One of my first field visits with CRWRC (now known as World Renew) was to a part of India where World Renew and CRWM had worked in the 1980s, but they had left. Imagine my surprise to take the train to a very remote location only to find a church service featuring a pump organ that some missionary had left behind decades before! Worshipping under a makeshift roof, with the organ, it made me realize that yes, you can have a church without a building.
So a few years later when, at a missions event, someone was lamenting the fact that a church in India had no building, my thought was “so?” I’ve since worshipped in many churches that don’t have buildings, mostly without organs. Drums and guitars or even gourds work just as well. This is not to say that I’m against helping churches in developing countries build church buildings; rather, to point out that ministry can continue without them. My own church worships in a rented warehouse.
Another thing that people assume churches have is a full time pastor. However, even in our own country, it’s not always possible for a church to afford a full time pastor. So pastors are shared or are bi-vocational.
At what point does a group of believers constitute a “church?” It’s something to be puzzled over. Often times in community development, whether overseas or in North America, people living in poverty work together to better their neighborhoods. This process is often led by Christians, and after awhile someone suggests a Bible study. This group of believers (some new) will then meet regularly, pray together, sometimes with a pastor, sometimes not. Is this considered a church? Of course it would be great if they could attend a local church, but let’s face it, not all of our traditional churches would welcome “those people.” What then?
How is this relevant to missions? To me, it underscores that we can’t leave evangelism and missions up to “the church” or “the pastor.” A pastor can only do so much. A building, no matter how beautiful, is not going to bring people to Christ. An institute, whatever that means, is not going to fulfill the Great Commission. It’s the responsibility of every single one of us.
This became clearer to me when I was in Nigeria this past January. “There is much noise on Sunday,” one Nigerian observed, “but what difference does it make on Monday?
The pastors shared that they had much training in theology, but not much in practical matters such as human resources, computers, and management. Everywhere we went, the question was, how can church impact society? I wish I had the answer.
What do YOU think?

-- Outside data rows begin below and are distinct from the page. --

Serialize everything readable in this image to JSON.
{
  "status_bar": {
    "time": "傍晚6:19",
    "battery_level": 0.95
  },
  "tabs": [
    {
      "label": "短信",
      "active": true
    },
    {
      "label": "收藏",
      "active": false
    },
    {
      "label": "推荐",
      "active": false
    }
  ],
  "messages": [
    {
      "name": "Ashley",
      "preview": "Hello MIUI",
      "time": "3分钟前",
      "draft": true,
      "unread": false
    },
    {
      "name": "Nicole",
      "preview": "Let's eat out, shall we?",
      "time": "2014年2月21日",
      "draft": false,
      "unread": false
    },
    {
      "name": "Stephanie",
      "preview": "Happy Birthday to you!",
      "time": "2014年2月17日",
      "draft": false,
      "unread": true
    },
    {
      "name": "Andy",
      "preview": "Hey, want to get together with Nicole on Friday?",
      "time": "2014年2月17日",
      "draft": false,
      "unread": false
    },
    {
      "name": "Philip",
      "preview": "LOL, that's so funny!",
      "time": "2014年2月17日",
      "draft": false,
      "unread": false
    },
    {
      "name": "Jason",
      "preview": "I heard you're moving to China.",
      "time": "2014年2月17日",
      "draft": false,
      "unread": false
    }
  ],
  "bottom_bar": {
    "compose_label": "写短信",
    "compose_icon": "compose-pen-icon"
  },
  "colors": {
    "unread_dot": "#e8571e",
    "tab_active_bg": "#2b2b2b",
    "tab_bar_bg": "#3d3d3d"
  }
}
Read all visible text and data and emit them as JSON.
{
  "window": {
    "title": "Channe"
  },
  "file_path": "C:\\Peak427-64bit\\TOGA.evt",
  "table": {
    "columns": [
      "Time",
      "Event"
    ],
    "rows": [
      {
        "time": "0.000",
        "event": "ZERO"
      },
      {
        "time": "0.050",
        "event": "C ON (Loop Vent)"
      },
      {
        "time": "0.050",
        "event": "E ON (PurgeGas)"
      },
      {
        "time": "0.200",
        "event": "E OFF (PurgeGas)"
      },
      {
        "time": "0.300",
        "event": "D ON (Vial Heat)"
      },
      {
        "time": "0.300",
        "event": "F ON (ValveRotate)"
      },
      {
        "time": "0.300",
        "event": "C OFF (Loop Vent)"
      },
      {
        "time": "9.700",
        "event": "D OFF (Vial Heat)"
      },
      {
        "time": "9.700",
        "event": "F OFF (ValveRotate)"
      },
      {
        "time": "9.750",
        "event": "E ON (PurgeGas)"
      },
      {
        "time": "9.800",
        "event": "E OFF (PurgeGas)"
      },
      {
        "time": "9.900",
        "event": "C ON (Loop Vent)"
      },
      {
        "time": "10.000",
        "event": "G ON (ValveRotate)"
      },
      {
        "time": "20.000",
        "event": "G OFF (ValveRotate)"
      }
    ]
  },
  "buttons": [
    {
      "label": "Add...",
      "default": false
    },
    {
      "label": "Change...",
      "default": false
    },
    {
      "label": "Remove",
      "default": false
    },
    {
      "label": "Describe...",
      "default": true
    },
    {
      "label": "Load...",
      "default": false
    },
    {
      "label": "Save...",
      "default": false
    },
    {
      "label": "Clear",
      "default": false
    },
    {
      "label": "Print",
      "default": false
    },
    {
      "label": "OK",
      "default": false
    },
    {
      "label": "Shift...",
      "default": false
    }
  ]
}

What about the churches that rise out of a group that joins together to live out their faith by transforming their community, are they an institution or an organism? Where does drawing institute-organism lines empower people to live out the gospel and where do those lines create false limitations?